Legal clinics serve a variety of purposes, not the least of which is to provide legal advice, support, and information. Volunteers, who happen to be law school students, do lots of pro bono and pre-paid work to meet the needs of community members. They may have offices within the school, plus an 800 number or website that disadvantaged people can visit.
Students offer research assistance to attorneys, often helping them in court and doing all the legwork, in terms of setting up meetings and interviewing clients. They also draft and file legal arguments, as well as assist with oral arguments in front of a court. Cases may vary from family law such as child custody, to criminal and domestic violence cases. Each legal clinic has its niche. For instance, some lawyers serve clients in homeless shelters.
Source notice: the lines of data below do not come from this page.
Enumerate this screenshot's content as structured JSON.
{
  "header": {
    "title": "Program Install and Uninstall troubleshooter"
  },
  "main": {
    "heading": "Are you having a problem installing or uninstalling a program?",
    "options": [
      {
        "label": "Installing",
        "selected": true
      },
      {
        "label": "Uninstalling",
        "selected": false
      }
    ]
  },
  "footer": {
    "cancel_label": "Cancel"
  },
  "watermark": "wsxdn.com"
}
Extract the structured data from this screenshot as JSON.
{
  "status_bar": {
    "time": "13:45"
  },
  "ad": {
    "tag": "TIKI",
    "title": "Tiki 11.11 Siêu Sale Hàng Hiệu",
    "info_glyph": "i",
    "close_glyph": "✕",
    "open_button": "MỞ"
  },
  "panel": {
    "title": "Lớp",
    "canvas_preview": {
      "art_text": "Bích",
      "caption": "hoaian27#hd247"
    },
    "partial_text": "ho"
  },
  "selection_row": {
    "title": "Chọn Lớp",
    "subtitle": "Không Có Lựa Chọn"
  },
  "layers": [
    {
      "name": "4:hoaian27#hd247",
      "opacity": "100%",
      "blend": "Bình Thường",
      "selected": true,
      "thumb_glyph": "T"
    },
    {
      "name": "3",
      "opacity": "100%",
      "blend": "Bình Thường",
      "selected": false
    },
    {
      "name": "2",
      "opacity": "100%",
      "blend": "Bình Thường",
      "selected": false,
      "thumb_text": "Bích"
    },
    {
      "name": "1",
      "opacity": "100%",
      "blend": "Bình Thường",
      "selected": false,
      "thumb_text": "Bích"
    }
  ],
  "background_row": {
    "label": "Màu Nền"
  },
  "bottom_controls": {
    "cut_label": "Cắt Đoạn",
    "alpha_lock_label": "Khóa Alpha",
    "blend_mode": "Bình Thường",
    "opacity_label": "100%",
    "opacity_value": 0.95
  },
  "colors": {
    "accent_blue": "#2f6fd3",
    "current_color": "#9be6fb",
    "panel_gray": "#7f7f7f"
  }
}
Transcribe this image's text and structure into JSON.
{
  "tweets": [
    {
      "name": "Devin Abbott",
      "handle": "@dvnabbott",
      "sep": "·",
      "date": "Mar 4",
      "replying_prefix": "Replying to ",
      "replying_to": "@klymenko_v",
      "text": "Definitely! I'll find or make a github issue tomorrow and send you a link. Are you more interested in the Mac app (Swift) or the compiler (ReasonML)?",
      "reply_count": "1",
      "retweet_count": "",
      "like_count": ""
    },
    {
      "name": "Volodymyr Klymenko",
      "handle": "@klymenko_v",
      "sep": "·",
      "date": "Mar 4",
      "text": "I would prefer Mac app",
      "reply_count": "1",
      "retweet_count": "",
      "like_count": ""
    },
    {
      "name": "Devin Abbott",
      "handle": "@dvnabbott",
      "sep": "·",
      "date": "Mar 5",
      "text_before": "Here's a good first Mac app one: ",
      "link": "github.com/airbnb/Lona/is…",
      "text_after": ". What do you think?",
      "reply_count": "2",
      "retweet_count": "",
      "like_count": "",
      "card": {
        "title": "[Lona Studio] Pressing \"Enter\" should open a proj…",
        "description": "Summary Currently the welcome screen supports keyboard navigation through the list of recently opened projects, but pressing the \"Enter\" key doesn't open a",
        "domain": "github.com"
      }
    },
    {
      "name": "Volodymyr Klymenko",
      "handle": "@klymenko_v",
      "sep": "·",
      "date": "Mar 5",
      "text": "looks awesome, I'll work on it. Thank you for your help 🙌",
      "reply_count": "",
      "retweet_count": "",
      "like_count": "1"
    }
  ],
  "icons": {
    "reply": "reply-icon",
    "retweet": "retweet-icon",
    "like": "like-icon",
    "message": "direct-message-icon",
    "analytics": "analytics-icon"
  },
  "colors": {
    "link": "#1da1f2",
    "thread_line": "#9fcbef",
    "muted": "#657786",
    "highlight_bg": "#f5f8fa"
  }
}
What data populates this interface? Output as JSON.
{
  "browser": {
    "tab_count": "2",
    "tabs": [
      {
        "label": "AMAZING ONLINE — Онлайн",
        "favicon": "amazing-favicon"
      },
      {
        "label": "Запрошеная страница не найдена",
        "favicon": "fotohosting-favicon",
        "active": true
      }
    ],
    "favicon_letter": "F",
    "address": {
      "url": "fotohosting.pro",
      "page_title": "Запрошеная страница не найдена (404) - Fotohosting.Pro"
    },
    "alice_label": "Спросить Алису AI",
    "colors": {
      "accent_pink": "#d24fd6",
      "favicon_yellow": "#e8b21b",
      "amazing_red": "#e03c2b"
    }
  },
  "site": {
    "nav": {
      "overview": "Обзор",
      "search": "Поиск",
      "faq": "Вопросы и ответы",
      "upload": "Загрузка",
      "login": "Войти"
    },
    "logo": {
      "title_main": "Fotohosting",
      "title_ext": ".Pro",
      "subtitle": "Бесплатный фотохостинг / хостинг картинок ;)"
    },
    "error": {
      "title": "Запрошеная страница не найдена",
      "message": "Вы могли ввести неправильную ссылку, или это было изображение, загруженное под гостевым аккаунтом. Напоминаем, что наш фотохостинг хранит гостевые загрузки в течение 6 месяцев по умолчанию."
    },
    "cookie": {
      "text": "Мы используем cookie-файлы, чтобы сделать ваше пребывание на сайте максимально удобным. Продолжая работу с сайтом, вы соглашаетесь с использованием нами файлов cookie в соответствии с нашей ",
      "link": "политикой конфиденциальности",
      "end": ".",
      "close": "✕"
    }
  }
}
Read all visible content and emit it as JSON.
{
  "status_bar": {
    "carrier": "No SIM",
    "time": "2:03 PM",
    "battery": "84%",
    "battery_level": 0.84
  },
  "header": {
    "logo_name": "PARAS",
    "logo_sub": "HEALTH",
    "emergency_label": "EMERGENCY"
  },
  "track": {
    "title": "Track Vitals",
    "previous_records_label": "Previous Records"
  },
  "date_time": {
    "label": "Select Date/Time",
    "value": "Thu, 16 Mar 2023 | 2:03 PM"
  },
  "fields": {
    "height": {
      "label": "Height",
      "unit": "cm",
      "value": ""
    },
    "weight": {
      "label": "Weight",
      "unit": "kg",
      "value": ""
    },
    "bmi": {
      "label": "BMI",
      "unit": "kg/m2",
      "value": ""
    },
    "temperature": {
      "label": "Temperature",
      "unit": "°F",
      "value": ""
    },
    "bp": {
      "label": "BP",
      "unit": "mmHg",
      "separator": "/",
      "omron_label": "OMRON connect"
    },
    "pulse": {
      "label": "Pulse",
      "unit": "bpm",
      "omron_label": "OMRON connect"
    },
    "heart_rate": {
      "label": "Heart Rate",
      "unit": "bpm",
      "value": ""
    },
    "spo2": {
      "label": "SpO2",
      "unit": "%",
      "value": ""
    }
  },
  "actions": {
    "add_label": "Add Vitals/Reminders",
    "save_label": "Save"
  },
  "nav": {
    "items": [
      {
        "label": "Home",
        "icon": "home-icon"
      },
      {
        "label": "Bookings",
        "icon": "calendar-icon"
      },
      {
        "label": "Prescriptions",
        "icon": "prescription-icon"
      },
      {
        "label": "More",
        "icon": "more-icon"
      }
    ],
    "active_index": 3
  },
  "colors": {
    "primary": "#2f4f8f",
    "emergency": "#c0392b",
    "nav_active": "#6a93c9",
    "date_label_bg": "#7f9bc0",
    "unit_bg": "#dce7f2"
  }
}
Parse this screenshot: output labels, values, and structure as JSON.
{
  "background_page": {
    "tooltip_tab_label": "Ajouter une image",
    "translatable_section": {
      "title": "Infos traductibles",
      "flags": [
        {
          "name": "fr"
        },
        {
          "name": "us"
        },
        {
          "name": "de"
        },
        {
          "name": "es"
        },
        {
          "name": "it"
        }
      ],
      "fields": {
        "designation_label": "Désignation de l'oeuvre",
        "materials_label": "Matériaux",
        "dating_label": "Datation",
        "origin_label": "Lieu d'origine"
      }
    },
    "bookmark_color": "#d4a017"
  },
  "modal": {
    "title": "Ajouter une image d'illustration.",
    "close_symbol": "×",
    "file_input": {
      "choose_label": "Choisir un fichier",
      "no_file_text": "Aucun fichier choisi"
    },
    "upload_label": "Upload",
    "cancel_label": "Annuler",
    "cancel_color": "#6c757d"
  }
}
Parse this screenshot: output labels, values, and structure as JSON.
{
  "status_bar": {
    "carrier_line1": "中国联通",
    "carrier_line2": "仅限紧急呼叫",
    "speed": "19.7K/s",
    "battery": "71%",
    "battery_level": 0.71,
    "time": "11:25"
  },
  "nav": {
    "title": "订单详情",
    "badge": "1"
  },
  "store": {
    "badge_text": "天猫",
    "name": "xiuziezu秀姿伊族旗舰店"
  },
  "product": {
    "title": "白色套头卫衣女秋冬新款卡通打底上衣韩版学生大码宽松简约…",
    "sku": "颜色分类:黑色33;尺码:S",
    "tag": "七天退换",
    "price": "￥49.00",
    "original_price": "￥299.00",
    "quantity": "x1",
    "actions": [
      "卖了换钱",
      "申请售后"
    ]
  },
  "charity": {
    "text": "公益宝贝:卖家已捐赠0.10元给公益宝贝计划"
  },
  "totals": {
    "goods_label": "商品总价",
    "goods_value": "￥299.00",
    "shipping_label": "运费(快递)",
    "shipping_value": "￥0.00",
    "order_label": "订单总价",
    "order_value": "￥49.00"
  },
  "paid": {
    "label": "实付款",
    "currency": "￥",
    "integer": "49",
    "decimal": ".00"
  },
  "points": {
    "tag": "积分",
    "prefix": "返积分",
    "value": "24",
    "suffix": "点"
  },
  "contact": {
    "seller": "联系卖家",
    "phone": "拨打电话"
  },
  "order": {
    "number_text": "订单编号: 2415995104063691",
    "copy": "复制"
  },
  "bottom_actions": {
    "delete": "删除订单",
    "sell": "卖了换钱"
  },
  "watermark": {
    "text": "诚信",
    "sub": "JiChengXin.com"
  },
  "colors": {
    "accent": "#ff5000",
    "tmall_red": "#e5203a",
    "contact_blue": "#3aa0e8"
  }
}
As a volunteer or law student assisting with representation and advice for your community, you can enhance your skills in areas like communication and litigation. These clinics also provide an opportunity for networking with attorneys who are leaders in the community. A proper defense is something everyone is entitled too. But sometimes people just can’t afford the representation and aid they need to obtain justice. Because legal clinics are generally non-profit entities, they can provide low-cost legal services such as filing on a range of topics, from bankruptcy and debt elimination to wills and probate. Good skills to have in this business include strong research, organizational, negotiation, interviewing, and problem solving abilities.
People in need of a lawyer's services can seek out legal clinics through other resources in a community, such as town halls, doctors, shelters, family, and friends. They can call to set up a meeting in person or hold one over the phone; both are usually free.